As a part of Advertising Week 2014, the 4A’s hosted its Competitive Edge series on Sept. 29, bringing together top agency and brand executives to debate the value of operating at the intersection of cultural intelligence and business innovation.
The session kicked off with a video clip from the new HBO show, “Last Week Tonight,” in which anchorman John Oliver explored recent examples of brands’ Twitter #fails. From the DiGiorno mixup with the trending #WhyIStayed hashtag to various brands tweeting misguided 9/11 content, the clip raised some very interesting points about when it is the right time for a brand to engage in real-time social practices.
Terry Young, CEO/Founder of ad newsroom sparks&honey, and his colleague Imari Oliver, VP, Director of Creative Strategy, and good friend, David Oksman, U.S. Marketing Director at Reebok, spoke about best practices for brands that want to operate at the “speed of culture” in a session entitled, Leading Culture and Collaboration.
Why do so many brands struggle with creating authentic social conversations? According to Young, brands need to identify places, trends, dialogue and topics that they want to be attached to as a first step. When thinking about everything that is happening in social – it can seem overwhelming and random, so brands need to sort through everything and zero in on the select areas of opportunities, he said. Moving at the “speed of culture” isn’t an easy feat but it’s essential for brands that want to be successful in today’s world.
Oksman’s advice: Brands need to be strategic rather than opportunistic. Just like an athlete, brands can develop muscle memory when it comes to identifying trends/cultural elements to attach to – that is what drives nimbleness, Oksman said.
Culture is the pulse of the social world and there are two types – “slow culture” and “fast culture,” according to Young. 3D printing, autonomous cars, and the sharing economy are examples of “slow culture” – these affect companies and brands over a long term. Memes and viral videos though are examples of “fast culture” that impacts culture and consumers in the short term.
The panelists concluded that when brands are looking to operate at the “speed of culture” they should be asking themselves three things:
- What makes sense for their brand?
- Which aspects of real-time trends and culture are a fit with the brand’s core messaging and essence?
- Does the brand want to enter an existing conversation or create a new one?
Because isn’t creating conversations what it’s all about?
These questions were the hot topics at Wednesday’s Collaborative Economy Summit in New York City – an invite-only event co-sponsored by global digital agency, Tribal Worldwide and culture identification shop, sparks & honey.
The half-day summit brought together industry leaders and featured panels with top players in the sharing economy space — including Jeremiah Owyang, Chief Catalyst, Crowd Co.; Joe Justice, CEO of Wikispeed; Miguel McKelvey, Co-Founder, WeWork; Nick Foley,Co-Founder, Social Bicycles; Jase Wilson, CEO, Neighbor.ly; and Jerry Needel, Head of Growth, Indiegogo.

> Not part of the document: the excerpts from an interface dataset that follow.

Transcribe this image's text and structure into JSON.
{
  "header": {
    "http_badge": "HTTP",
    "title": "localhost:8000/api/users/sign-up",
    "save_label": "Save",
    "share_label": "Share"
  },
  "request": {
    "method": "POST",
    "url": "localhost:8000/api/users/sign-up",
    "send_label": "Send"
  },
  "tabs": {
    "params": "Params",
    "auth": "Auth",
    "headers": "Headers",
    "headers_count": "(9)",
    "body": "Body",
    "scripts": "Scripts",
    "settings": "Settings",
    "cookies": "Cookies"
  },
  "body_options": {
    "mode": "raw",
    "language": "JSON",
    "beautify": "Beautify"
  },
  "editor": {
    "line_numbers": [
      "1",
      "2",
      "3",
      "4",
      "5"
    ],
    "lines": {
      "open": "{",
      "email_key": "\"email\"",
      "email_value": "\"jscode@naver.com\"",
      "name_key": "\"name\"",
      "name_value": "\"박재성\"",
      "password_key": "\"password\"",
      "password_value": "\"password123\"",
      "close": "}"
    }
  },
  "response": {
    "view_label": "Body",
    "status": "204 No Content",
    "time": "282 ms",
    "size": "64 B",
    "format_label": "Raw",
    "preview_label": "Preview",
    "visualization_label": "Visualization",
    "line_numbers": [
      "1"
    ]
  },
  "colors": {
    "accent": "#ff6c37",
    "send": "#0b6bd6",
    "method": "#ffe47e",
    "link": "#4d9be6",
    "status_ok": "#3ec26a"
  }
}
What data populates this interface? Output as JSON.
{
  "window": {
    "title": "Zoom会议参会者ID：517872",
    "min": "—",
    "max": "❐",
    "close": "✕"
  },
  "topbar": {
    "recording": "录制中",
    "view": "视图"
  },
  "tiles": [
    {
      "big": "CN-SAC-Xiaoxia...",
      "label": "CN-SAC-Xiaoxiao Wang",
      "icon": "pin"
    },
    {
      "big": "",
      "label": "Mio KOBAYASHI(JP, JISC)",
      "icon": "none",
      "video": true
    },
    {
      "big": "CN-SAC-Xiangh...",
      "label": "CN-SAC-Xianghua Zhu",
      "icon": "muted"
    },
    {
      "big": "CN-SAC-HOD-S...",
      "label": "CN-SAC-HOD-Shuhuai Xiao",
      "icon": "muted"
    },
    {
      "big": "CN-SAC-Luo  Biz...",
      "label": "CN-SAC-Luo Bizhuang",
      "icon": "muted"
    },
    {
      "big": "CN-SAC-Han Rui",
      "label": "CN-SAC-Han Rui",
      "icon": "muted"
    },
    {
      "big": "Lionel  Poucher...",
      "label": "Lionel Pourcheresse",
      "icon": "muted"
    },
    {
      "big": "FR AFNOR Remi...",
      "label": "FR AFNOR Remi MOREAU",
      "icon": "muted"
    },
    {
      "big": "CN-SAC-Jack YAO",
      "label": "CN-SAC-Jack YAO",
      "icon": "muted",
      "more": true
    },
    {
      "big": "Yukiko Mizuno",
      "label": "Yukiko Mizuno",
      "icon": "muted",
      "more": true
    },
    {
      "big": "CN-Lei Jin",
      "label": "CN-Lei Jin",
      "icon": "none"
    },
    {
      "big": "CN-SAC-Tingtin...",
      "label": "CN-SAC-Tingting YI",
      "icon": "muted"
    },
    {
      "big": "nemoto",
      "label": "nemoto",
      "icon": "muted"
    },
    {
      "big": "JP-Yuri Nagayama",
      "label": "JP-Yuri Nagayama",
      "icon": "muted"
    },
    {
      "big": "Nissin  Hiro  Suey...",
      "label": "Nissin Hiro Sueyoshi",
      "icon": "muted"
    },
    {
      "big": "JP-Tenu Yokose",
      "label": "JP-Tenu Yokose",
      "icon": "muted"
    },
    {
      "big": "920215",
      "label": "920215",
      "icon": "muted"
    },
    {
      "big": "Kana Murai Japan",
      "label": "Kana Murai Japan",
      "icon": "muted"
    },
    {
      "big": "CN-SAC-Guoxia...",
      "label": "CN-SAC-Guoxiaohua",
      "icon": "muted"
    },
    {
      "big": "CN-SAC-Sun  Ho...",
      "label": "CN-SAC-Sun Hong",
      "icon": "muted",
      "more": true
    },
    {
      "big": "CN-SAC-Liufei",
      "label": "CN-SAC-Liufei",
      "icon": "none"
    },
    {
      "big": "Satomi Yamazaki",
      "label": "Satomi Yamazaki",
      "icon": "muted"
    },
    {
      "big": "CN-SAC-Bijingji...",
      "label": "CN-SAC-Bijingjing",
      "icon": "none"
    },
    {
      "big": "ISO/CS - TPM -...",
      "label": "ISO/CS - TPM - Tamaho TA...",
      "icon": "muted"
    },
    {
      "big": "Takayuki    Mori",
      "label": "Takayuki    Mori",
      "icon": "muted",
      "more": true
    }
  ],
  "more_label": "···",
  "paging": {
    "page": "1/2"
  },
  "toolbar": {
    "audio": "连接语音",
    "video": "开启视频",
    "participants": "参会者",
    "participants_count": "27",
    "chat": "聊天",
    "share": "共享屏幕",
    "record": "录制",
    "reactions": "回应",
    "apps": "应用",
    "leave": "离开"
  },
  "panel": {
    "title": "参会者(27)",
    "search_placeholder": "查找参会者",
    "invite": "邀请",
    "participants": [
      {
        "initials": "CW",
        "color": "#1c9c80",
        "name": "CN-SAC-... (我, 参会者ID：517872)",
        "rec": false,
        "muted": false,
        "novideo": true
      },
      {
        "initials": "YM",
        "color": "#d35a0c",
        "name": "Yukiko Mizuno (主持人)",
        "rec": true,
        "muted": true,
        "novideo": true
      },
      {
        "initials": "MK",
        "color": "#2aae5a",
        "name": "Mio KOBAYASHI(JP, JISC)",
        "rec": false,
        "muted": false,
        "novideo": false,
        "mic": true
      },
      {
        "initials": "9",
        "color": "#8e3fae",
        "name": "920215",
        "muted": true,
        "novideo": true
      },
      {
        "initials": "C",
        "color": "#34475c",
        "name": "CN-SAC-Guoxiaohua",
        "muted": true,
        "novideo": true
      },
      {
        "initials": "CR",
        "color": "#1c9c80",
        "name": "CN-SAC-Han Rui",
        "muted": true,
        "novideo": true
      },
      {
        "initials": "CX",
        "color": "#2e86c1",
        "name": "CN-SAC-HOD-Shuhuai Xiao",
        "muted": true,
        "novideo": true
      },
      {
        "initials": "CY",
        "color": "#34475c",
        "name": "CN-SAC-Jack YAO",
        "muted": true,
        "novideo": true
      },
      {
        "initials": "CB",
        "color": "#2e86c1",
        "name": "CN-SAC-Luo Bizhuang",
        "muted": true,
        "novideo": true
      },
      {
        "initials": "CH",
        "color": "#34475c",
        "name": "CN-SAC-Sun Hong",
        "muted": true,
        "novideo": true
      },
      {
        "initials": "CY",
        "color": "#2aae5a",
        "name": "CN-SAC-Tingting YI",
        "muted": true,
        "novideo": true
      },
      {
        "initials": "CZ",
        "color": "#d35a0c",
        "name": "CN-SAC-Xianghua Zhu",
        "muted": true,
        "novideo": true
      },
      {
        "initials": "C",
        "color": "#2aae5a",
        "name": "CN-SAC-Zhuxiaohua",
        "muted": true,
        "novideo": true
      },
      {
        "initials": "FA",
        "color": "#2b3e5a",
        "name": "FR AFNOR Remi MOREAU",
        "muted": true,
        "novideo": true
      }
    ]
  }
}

The event sparked inspiring conversations on how startups have grown the collaborative economy into a multi-billion dollar industry. Presenters shared POVs on how corporations and big brands will need to embrace this shift toward sharing and a new “agile economic model” or risk becoming irrelevant.
Wikispeed CEO, Joe Justice kicked off the conversation and went into detail about his “extreme manufacturing” business model – one that utilizes the same successful methods of fast-moving tech startups and puts the consumer at the center. It became apparent throughout the day that this was a common thread between the “disruptor companies” – whether you’re sharing a bicycle, office space or home – this new economy is about consumer centrism and the idea that the whole is greater than the individual.
Compared to the introduction of social media, the sharing economy has not been as widely accepted or adopted in today’s society, but that time will be upon us shortly according to yesterday’s panelists. And for companies and brands hesitant to join or unwilling to accept this movement, keynote speaker, Jeremiah Owyang shed some light upon it.
According to Owyang, companies will need to become service providers that operate in the collaborative marketplace. He noted that people are becoming empowered, getting what they need from each other, not necessarily from companies or big corporations. Therefore the crowd is becoming its own company.
Owyang also argued that collaboration effects every single department inside of a company. “Corporations must provide a platform to give people a place to build things,” he said.
Overall, one thing become very apparent from the discussions and presentations – the collaborative economy is here to stay and its starting to shift the way we shop, sell and experience all aspects of life. The only question left is, are you on board?